Directions
Every line of the records below that holds the word "JSON" belongs in the answer.

Records supplied

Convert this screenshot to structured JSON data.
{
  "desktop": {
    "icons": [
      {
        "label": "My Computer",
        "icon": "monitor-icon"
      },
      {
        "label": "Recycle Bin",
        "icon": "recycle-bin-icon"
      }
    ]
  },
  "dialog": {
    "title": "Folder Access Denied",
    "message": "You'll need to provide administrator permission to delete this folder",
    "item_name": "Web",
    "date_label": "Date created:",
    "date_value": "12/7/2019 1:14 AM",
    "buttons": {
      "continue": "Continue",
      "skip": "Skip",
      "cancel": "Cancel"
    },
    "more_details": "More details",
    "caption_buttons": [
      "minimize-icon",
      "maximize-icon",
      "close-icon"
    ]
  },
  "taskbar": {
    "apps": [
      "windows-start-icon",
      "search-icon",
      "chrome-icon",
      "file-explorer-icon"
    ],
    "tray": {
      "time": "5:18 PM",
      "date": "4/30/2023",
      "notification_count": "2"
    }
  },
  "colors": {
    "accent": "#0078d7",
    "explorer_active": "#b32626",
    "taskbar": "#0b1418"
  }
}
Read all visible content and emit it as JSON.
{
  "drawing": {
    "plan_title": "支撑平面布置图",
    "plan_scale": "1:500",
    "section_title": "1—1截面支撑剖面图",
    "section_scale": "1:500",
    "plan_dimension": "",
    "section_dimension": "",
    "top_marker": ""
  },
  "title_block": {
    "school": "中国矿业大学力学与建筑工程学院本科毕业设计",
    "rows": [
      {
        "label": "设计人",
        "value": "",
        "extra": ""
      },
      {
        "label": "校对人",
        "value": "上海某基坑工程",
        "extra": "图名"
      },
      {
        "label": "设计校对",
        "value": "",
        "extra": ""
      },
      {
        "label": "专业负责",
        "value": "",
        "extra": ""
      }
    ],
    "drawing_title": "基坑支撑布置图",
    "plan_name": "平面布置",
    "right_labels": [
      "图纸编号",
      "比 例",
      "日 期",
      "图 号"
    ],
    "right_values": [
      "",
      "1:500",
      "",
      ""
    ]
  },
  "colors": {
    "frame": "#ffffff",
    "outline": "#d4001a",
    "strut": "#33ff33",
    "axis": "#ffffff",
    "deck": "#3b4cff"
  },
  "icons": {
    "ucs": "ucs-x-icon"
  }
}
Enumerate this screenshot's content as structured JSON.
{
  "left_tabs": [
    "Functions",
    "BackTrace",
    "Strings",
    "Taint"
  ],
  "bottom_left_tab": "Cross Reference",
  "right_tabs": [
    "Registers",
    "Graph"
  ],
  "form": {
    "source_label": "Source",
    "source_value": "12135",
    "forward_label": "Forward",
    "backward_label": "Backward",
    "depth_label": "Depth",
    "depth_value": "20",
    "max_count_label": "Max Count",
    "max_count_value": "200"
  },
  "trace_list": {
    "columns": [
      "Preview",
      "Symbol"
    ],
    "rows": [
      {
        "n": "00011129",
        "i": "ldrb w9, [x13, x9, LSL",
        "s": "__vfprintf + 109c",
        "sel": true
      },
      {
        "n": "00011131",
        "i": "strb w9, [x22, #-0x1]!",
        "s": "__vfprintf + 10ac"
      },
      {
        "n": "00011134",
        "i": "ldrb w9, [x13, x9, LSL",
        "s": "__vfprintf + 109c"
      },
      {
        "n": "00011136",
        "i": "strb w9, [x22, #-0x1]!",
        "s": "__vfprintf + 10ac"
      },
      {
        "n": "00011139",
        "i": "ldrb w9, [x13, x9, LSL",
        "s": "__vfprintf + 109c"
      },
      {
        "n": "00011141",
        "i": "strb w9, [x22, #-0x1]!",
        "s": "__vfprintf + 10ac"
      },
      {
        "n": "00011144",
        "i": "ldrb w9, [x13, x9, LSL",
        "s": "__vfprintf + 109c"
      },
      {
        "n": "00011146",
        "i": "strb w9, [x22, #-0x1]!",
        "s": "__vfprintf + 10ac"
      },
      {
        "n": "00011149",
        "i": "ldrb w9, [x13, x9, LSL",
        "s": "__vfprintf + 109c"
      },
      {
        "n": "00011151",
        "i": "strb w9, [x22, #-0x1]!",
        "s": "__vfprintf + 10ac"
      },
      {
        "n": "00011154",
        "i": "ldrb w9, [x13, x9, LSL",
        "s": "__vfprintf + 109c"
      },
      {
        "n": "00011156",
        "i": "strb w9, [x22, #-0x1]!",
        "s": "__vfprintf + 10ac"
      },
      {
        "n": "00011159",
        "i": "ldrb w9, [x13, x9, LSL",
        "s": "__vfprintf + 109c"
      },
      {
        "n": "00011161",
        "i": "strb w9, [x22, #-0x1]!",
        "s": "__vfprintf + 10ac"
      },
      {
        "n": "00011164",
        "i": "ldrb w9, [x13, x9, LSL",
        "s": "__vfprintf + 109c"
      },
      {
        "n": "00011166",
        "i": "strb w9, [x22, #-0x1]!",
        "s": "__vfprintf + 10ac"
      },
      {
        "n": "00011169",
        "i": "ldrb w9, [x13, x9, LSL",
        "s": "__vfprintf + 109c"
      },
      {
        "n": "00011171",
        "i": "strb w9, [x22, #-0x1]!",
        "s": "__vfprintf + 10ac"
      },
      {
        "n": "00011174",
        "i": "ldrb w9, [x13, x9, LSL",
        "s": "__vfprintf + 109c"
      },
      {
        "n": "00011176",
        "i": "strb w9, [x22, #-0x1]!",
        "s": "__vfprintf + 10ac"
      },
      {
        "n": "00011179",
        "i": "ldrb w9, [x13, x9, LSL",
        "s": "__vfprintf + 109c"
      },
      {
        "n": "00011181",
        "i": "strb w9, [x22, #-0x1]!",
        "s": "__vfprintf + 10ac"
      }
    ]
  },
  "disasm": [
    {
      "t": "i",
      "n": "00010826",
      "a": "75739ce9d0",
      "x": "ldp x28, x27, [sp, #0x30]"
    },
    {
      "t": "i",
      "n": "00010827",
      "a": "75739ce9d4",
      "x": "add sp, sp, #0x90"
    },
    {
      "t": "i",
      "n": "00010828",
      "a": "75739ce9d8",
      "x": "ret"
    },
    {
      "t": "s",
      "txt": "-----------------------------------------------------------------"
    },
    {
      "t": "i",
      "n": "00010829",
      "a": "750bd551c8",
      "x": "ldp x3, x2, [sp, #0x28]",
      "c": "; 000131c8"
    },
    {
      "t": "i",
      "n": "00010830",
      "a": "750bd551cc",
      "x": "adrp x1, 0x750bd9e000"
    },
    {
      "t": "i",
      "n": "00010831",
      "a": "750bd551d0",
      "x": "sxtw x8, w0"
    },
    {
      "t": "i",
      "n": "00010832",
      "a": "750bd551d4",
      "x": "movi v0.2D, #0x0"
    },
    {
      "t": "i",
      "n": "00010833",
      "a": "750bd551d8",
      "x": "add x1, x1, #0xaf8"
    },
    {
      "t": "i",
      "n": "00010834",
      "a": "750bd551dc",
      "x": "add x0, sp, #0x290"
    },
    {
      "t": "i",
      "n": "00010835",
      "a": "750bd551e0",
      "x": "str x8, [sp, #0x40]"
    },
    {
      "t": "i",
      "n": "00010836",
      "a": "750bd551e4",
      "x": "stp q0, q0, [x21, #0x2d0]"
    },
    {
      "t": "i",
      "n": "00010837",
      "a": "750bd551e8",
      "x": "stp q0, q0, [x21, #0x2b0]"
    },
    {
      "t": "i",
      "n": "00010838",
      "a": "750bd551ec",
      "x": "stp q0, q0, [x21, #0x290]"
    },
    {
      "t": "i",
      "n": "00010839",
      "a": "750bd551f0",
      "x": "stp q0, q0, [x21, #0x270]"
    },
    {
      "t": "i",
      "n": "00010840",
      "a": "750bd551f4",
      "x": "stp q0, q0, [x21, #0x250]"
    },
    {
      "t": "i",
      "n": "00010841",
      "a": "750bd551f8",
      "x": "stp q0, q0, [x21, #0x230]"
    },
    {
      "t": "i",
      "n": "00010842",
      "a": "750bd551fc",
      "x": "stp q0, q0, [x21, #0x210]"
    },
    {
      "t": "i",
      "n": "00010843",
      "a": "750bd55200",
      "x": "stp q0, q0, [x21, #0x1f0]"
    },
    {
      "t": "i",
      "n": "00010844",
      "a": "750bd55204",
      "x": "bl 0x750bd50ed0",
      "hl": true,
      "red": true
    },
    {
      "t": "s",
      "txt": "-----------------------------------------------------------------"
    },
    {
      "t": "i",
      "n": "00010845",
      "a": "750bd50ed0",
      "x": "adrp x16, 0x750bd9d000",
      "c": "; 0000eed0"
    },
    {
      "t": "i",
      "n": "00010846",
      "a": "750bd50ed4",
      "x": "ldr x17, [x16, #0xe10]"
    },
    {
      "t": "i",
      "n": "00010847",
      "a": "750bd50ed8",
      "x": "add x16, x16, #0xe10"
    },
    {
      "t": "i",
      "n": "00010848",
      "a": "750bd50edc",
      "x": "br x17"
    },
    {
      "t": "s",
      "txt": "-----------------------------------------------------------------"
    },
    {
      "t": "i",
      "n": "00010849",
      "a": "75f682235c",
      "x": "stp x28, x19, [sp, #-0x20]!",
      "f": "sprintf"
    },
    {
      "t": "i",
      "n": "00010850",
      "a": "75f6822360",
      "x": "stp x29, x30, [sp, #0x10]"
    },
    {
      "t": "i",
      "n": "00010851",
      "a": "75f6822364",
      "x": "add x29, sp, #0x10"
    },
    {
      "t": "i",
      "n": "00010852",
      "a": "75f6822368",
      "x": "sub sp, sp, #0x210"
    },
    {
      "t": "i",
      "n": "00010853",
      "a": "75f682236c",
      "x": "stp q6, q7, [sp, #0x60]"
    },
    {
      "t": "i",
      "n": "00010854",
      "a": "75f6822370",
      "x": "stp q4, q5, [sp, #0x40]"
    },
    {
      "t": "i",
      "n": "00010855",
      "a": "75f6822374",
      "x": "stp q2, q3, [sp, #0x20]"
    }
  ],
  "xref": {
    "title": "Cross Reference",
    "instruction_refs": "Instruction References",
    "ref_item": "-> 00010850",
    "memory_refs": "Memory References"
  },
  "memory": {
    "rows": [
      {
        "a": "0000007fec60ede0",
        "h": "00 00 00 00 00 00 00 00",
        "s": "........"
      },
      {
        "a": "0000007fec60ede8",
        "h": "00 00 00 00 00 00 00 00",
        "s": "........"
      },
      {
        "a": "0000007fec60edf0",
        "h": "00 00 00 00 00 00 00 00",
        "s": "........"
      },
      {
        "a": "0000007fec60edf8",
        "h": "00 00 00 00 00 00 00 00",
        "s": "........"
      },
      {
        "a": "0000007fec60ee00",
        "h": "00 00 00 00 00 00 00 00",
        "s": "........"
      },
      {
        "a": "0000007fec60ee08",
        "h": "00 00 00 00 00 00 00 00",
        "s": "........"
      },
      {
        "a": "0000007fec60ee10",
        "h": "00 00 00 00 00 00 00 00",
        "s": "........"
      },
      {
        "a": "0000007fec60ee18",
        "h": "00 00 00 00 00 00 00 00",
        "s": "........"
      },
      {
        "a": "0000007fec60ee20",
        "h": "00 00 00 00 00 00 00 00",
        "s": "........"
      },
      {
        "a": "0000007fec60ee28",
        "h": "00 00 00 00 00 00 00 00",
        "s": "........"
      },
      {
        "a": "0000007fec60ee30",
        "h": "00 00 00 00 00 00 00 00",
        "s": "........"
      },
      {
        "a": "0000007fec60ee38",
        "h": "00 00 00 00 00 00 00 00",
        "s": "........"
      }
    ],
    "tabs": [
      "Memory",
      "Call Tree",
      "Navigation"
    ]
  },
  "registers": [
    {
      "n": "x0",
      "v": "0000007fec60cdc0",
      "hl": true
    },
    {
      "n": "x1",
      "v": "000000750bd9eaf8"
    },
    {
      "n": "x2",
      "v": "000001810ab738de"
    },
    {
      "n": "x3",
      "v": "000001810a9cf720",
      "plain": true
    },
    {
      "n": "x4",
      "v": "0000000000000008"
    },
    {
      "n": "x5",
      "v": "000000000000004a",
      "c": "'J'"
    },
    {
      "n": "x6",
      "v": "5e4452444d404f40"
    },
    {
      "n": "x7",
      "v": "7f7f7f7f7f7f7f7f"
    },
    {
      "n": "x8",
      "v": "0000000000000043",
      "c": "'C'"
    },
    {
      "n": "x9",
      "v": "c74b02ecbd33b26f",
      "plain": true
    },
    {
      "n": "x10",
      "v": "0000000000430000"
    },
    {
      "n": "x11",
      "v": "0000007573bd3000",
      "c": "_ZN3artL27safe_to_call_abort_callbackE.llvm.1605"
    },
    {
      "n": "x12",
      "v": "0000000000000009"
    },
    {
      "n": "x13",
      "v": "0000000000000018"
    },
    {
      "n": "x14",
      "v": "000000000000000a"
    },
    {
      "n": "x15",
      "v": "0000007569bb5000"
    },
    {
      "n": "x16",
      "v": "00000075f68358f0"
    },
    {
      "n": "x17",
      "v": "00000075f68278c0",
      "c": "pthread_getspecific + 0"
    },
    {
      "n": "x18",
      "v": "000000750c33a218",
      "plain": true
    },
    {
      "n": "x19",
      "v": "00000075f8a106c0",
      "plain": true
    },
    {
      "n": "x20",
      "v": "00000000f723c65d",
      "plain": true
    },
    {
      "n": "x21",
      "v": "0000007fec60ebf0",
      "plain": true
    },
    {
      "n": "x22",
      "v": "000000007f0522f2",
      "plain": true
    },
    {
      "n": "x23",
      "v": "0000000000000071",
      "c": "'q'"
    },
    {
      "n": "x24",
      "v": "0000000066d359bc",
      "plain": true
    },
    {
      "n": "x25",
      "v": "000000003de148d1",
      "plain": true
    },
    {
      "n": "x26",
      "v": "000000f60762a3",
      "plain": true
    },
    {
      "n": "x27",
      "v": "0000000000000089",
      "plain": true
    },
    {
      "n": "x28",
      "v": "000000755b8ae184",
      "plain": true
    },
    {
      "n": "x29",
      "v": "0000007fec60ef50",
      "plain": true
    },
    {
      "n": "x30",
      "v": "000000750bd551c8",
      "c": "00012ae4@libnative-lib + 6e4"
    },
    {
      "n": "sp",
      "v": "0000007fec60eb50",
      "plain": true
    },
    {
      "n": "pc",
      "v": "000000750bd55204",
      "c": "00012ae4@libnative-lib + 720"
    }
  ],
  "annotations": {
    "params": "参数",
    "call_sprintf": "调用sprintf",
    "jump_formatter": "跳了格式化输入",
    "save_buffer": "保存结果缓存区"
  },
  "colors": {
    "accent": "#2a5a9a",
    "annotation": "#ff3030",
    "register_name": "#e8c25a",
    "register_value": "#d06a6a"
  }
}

Output of the exercise
Convert this screenshot to structured JSON data.
Read all visible content and emit it as JSON.
Enumerate this screenshot's content as structured JSON.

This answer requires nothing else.